• [Task instructions]: Would you retype the records below exactly as they appear?

• [Provided material]:
'''

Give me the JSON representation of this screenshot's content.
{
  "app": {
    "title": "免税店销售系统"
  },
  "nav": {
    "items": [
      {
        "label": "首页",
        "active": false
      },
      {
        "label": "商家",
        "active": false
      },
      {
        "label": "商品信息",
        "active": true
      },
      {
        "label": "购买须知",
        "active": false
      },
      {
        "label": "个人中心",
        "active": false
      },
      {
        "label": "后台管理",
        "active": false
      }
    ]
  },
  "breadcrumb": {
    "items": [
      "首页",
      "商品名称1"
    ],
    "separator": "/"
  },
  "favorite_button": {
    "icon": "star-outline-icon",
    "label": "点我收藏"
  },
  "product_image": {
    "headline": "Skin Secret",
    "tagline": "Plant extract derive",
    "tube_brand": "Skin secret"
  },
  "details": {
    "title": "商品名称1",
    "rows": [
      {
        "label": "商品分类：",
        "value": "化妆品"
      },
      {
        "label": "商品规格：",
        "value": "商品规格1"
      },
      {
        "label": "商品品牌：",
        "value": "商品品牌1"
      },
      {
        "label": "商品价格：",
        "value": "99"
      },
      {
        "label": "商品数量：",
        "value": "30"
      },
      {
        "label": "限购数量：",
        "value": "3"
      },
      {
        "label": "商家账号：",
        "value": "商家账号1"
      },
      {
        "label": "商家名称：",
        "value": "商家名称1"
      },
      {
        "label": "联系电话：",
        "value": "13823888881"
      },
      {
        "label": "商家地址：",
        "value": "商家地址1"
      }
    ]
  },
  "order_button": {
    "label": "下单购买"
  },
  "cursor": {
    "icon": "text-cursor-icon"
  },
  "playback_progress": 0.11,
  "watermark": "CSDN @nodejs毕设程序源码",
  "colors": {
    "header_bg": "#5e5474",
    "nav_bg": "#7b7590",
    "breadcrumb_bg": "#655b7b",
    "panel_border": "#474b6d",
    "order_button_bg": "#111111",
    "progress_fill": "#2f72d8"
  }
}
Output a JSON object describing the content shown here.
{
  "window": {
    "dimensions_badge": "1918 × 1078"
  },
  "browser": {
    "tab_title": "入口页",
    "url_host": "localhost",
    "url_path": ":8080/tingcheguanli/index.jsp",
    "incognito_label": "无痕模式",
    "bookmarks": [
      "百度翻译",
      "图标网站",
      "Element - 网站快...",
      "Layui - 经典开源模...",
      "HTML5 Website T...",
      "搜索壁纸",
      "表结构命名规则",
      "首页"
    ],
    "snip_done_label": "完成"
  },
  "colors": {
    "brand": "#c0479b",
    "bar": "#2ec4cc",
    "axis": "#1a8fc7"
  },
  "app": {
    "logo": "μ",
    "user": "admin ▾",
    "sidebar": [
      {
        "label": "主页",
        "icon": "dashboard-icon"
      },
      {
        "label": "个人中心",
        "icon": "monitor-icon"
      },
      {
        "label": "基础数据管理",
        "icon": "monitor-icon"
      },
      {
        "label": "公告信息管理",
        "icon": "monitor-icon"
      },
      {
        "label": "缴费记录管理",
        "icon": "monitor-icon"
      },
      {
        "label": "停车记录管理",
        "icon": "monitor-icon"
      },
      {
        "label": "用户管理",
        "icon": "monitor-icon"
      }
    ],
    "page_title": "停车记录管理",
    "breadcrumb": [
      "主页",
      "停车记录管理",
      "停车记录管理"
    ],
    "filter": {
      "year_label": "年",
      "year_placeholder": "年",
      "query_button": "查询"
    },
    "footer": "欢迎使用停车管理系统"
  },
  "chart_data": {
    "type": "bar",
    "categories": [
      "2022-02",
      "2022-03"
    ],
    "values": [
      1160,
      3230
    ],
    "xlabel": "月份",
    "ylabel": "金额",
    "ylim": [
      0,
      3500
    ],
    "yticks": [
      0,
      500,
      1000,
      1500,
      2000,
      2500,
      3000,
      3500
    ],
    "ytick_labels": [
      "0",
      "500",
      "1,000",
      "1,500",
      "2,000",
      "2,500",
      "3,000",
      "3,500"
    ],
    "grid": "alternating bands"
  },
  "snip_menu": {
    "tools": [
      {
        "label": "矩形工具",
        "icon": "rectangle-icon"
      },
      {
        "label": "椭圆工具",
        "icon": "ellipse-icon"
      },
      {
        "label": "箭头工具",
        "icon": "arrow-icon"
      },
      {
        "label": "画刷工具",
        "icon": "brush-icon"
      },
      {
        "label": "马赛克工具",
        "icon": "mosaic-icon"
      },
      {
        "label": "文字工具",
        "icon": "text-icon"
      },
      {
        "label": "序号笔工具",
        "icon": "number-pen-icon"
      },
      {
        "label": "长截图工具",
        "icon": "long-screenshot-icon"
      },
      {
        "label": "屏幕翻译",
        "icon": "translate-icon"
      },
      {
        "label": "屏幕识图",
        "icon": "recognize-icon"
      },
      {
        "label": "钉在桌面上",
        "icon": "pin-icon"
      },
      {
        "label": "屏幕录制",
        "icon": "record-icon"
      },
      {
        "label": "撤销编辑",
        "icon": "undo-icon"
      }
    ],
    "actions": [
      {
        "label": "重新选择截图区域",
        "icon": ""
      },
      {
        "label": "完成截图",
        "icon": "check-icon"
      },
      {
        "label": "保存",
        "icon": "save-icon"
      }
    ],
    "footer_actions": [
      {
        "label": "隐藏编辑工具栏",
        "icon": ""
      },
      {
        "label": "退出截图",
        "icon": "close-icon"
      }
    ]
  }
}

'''

• [Answer to the exercise]:
Give me the JSON representation of this screenshot's content.
{
  "app": {
    "title": "免税店销售系统"
  },
  "nav": {
    "items": [
      {
        "label": "首页",
        "active": false
      },
      {
        "label": "商家",
        "active": false
      },
      {
        "label": "商品信息",
        "active": true
      },
      {
        "label": "购买须知",
        "active": false
      },
      {
        "label": "个人中心",
        "active": false
      },
      {
        "label": "后台管理",
        "active": false
      }
    ]
  },
  "breadcrumb": {
    "items": [
      "首页",
      "商品名称1"
    ],
    "separator": "/"
  },
  "favorite_button": {
    "icon": "star-outline-icon",
    "label": "点我收藏"
  },
  "product_image": {
    "headline": "Skin Secret",
    "tagline": "Plant extract derive",
    "tube_brand": "Skin secret"
  },
  "details": {
    "title": "商品名称1",
    "rows": [
      {
        "label": "商品分类：",
        "value": "化妆品"
      },
      {
        "label": "商品规格：",
        "value": "商品规格1"
      },
      {
        "label": "商品品牌：",
        "value": "商品品牌1"
      },
      {
        "label": "商品价格：",
        "value": "99"
      },
      {
        "label": "商品数量：",
        "value": "30"
      },
      {
        "label": "限购数量：",
        "value": "3"
      },
      {
        "label": "商家账号：",
        "value": "商家账号1"
      },
      {
        "label": "商家名称：",
        "value": "商家名称1"
      },
      {
        "label": "联系电话：",
        "value": "13823888881"
      },
      {
        "label": "商家地址：",
        "value": "商家地址1"
      }
    ]
  },
  "order_button": {
    "label": "下单购买"
  },
  "cursor": {
    "icon": "text-cursor-icon"
  },
  "playback_progress": 0.11,
  "watermark": "CSDN @nodejs毕设程序源码",
  "colors": {
    "header_bg": "#5e5474",
    "nav_bg": "#7b7590",
    "breadcrumb_bg": "#655b7b",
    "panel_border": "#474b6d",
    "order_button_bg": "#111111",
    "progress_fill": "#2f72d8"
  }
}
Output a JSON object describing the content shown here.
{
  "window": {
    "dimensions_badge": "1918 × 1078"
  },
  "browser": {
    "tab_title": "入口页",
    "url_host": "localhost",
    "url_path": ":8080/tingcheguanli/index.jsp",
    "incognito_label": "无痕模式",
    "bookmarks": [
      "百度翻译",
      "图标网站",
      "Element - 网站快...",
      "Layui - 经典开源模...",
      "HTML5 Website T...",
      "搜索壁纸",
      "表结构命名规则",
      "首页"
    ],
    "snip_done_label": "完成"
  },
  "colors": {
    "brand": "#c0479b",
    "bar": "#2ec4cc",
    "axis": "#1a8fc7"
  },
  "app": {
    "logo": "μ",
    "user": "admin ▾",
    "sidebar": [
      {
        "label": "主页",
        "icon": "dashboard-icon"
      },
      {
        "label": "个人中心",
        "icon": "monitor-icon"
      },
      {
        "label": "基础数据管理",
        "icon": "monitor-icon"
      },
      {
        "label": "公告信息管理",
        "icon": "monitor-icon"
      },
      {
        "label": "缴费记录管理",
        "icon": "monitor-icon"
      },
      {
        "label": "停车记录管理",
        "icon": "monitor-icon"
      },
      {
        "label": "用户管理",
        "icon": "monitor-icon"
      }
    ],
    "page_title": "停车记录管理",
    "breadcrumb": [
      "主页",
      "停车记录管理",
      "停车记录管理"
    ],
    "filter": {
      "year_label": "年",
      "year_placeholder": "年",
      "query_button": "查询"
    },
    "footer": "欢迎使用停车管理系统"
  },
  "chart_data": {
    "type": "bar",
    "categories": [
      "2022-02",
      "2022-03"
    ],
    "values": [
      1160,
      3230
    ],
    "xlabel": "月份",
    "ylabel": "金额",
    "ylim": [
      0,
      3500
    ],
    "yticks": [
      0,
      500,
      1000,
      1500,
      2000,
      2500,
      3000,
      3500
    ],
    "ytick_labels": [
      "0",
      "500",
      "1,000",
      "1,500",
      "2,000",
      "2,500",
      "3,000",
      "3,500"
    ],
    "grid": "alternating bands"
  },
  "snip_menu": {
    "tools": [
      {
        "label": "矩形工具",
        "icon": "rectangle-icon"
      },
      {
        "label": "椭圆工具",
        "icon": "ellipse-icon"
      },
      {
        "label": "箭头工具",
        "icon": "arrow-icon"
      },
      {
        "label": "画刷工具",
        "icon": "brush-icon"
      },
      {
        "label": "马赛克工具",
        "icon": "mosaic-icon"
      },
      {
        "label": "文字工具",
        "icon": "text-icon"
      },
      {
        "label": "序号笔工具",
        "icon": "number-pen-icon"
      },
      {
        "label": "长截图工具",
        "icon": "long-screenshot-icon"
      },
      {
        "label": "屏幕翻译",
        "icon": "translate-icon"
      },
      {
        "label": "屏幕识图",
        "icon": "recognize-icon"
      },
      {
        "label": "钉在桌面上",
        "icon": "pin-icon"
      },
      {
        "label": "屏幕录制",
        "icon": "record-icon"
      },
      {
        "label": "撤销编辑",
        "icon": "undo-icon"
      }
    ],
    "actions": [
      {
        "label": "重新选择截图区域",
        "icon": ""
      },
      {
        "label": "完成截图",
        "icon": "check-icon"
      },
      {
        "label": "保存",
        "icon": "save-icon"
      }
    ],
    "footer_actions": [
      {
        "label": "隐藏编辑工具栏",
        "icon": ""
      },
      {
        "label": "退出截图",
        "icon": "close-icon"
      }
    ]
  }
}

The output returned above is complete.